People | 20 QUESTIONS

Corey Mah: Fashioning a new life in Tokyo

by Jae Lee

Name: Corey Mah
Age: 31
Nationality: Canadian
Occupation: English instructor
Likes: Fashion, retro video games, Japanese culture
Dislikes: Chicken feet


1. When did you first visit Japan? In 2008. I wanted to visit Comme des Garcons boutiques. I was thrilled to purchase my first piece, a dark green blazer from the Homme Plus 2008 collection titled “To the Power of Three.”

2. When did you get hooked on Comme des Garcons? When I was in high school, I saw Fashion Television Channel’s review of the 1987 exhibition “Three Women: Madeleine Vionnet, Claire McCardell, and Rei Kawakubo.” I clearly remember Peter Lindbergh’s portrait of Rei Kawakubo and thinking to myself, “Who is she?”

3. How did you end up living in Tokyo? I moved here about a year ago to follow my dream: To work at Comme des Garcons’ Aoyama boutique one day.

4. What’s your favorite Comme des Garcons collection? The 1995 spring-summer “Beyond Gender.” Both men and women walked down the runway in deconstructed suits without back panels. The suits were sliding off of the body and for me, it seemed to suggest a kind of protest.

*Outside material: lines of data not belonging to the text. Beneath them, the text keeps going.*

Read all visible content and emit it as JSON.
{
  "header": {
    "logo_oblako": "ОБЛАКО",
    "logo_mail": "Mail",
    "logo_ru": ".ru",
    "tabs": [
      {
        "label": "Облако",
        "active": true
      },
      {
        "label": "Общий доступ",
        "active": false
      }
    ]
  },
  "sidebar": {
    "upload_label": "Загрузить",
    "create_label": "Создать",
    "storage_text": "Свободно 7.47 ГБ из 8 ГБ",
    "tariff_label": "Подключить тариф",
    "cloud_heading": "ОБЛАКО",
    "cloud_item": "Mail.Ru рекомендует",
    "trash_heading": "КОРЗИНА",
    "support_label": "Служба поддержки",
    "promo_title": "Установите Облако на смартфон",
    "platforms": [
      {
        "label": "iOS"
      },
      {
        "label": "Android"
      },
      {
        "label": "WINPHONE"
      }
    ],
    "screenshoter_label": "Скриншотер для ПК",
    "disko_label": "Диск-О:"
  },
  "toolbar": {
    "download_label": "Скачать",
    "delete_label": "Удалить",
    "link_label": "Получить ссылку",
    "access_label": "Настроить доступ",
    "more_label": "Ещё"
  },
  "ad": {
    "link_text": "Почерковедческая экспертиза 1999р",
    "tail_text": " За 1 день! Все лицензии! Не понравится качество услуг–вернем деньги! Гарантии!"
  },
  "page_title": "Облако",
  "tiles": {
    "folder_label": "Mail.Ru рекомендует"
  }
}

5. How do you cope financially as a fan of fashion? I try to live as cheaply as possible. Since I don’t drink, smoke or gamble, I can budget for clothes during sale season. Per season, I buy at least one piece from a current collection and sometimes two or more from previous ones.

6. What’s your latest purchase? I found a pair of pink-and-green bowling shoes from the Homme Plus 2013 collection. I am always foraging for Homme Plus items from 2004 onwards. I try to find and wear the exact pieces that match the look as presented on the runway.

7. Biggest fanboy moment? I ran into Tsubomi Tanaka once, Comme des Garcons’ chief of production. I recognized her instantly from an NHK documentary titled “The Challenge of Rei Kawakubo.”

8. What’s the most inspiring exhibition you’ve been to? In 2008, the Vancouver Art Gallery held an exhibition on anime, comics and video games. Japanese video games were a huge part of my childhood, the show inspired me to reexamine them as an art form.

9. The one thing you always get at a convenience store? Fried spicy chicken from FamilyMart. Fresh, mildly spiced and good value.

10. Where can you find Canada in Japan? Robson Fries in Shimokitazawa serves delicious poutine — french fries, gravy and cheese curds.

11. Who should we follow on Instagram? @peoplewearingcommedesgarcons is a great way to see some of the most daring pieces worn in public places; @yu_shina offers extensive archival images from the history of Comme des Garcons.

12. What do you post on Instagram? My fashion account (@cdg_corey) started as a tool to document my life in fashion retail and to post photos of people I dressed head-to-toe in Comme des Garcons in the department store I worked in.

13. How else do you promote your style? I wear Comme des Garcons daily — that gets people curious. I’ve also volunteered to give lectures at a local college in Canada. When I was working at a department store, I used to offer training sessions on the brand. It’s a passion.

14. What’s your ideal day in Tokyo? Lunch at Rose Bakery — the cafe chain run by the sister of Adrian Joffe, president of Comme des Garcons International — in Marunouchi, followed by window shopping in Shibuya. After that, I would return home for dinner then play Nintendo 64 with my roommates.

15. What are you reading right now? Rare interviews on the internet about Rei Kawakubo and Adrian Joffe. I enjoy learning about the business of fashion and the struggles of maintaining a fashion empire.

16. Rei Kawakubo, Yohji Yamamoto, Issey Miyake: What would they be like as video game characters? Rei Kawakubo would attack with bolts of black boiled polyester. Issey Miyake would use pleated fabric to slap his enemies multiple times. And Yohji Yamamoto would toss fabric into the air that would engulf and seal enemies in oversized black wool gabardine pillowcases. Rei would win because of her intellect and strength.

17. Your favorite train line in Tokyo? The Yamanote Line. It takes me to Shibuya, my favorite neighborhood. The crosswalk reminds me of Sofia Coppola’s “Lost in Translation” and there are plenty of vintage clothing shops.

18. What superpower would you like? To master kanji as quickly as possible.

19. A message to Rei Kawakubo: Please build a shop in Canada, preferably in Vancouver and maybe I can work there?

20. What would you do if Comme des Garcons announced it would stop designing? Perhaps consider designing my own clothes.